Magazine article The Spectator

Ancient & Modern

Magazine article The Spectator

Ancient & Modern

Article excerpt

Commentators arc expressing shock at the Hutton inquiry's 'revelation' that Tony Blair consults a private cabal of chums about policy. Excuse the Roman historian while he stifles a yawn.

The Greeks had a word for 'a monarch's court', and Roman writers adopted it (aula) to describe the imperial 'court' that emerged with the advent of emperors: politics having been a relatively open affair under the republican system (rule by Senate and elected executives), power was now in the hands of the emperor and his chosen associates, a closed circle with personal access to the emperor and the power to control access for others. Immediate family, including wives, bulked large in this circle. There is a marvellous letter from the first emperor Augustus to the people of Samos (a Greek island), who had asked for exemption from tax - 'my wife Livia has been pestering me on your behalf, but I am sorry to have to say . . . '. Many of the emperor's inner ring were slaves or exslaves (freedmen): owing everything to the emperor, they could be trusted.

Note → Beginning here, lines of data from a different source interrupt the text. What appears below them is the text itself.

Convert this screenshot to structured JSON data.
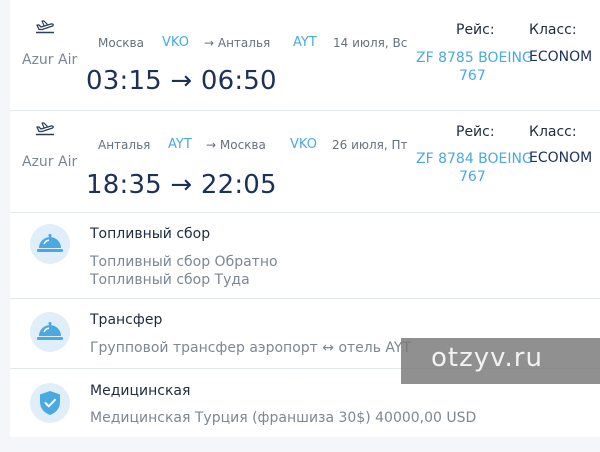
{
  "flights": [
    {
      "airline": "Azur Air",
      "from_city": "Москва",
      "from_code": "VKO",
      "to_city": "→ Анталья",
      "to_code": "AYT",
      "date": "14 июля, Вс",
      "times": "03:15 → 06:50",
      "flight_label": "Рейс:",
      "flight_number": "ZF 8785 BOEING",
      "aircraft": "767",
      "class_label": "Класс:",
      "class_value": "ECONOM"
    },
    {
      "airline": "Azur Air",
      "from_city": "Анталья",
      "from_code": "AYT",
      "to_city": "→ Москва",
      "to_code": "VKO",
      "date": "26 июля, Пт",
      "times": "18:35 → 22:05",
      "flight_label": "Рейс:",
      "flight_number": "ZF 8784 BOEING",
      "aircraft": "767",
      "class_label": "Класс:",
      "class_value": "ECONOM"
    }
  ],
  "services": [
    {
      "icon": "service-bell-icon",
      "title": "Топливный сбор",
      "lines": [
        "Топливный сбор Обратно",
        "Топливный сбор Туда"
      ]
    },
    {
      "icon": "service-bell-icon",
      "title": "Трансфер",
      "lines": [
        "Групповой трансфер аэропорт ↔ отель AYT"
      ]
    },
    {
      "icon": "shield-check-icon",
      "title": "Медицинская",
      "lines": [
        "Медицинская Турция (франшиза 30$) 40000,00 USD"
      ]
    }
  ],
  "watermark": "otzyv.ru",
  "colors": {
    "accent": "#4aa9e0",
    "time_text": "#1c3058",
    "icon_bg": "#dfeef8",
    "icon_fg": "#4aa9e0"
  }
}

A good example of how powerless the Senate had become is provided by Augustus. In his will he left a full account of the state of the empire - the number of soldiers serving in the provinces and the amount of money in the treasury, in provincial accounts and due in outstanding taxes. …

Search by... Author
Show... All Results Primary Sources Peer-reviewed

Oops!

An unknown error has occurred. Please click the button below to reload the page. If the problem persists, please try again in a little while.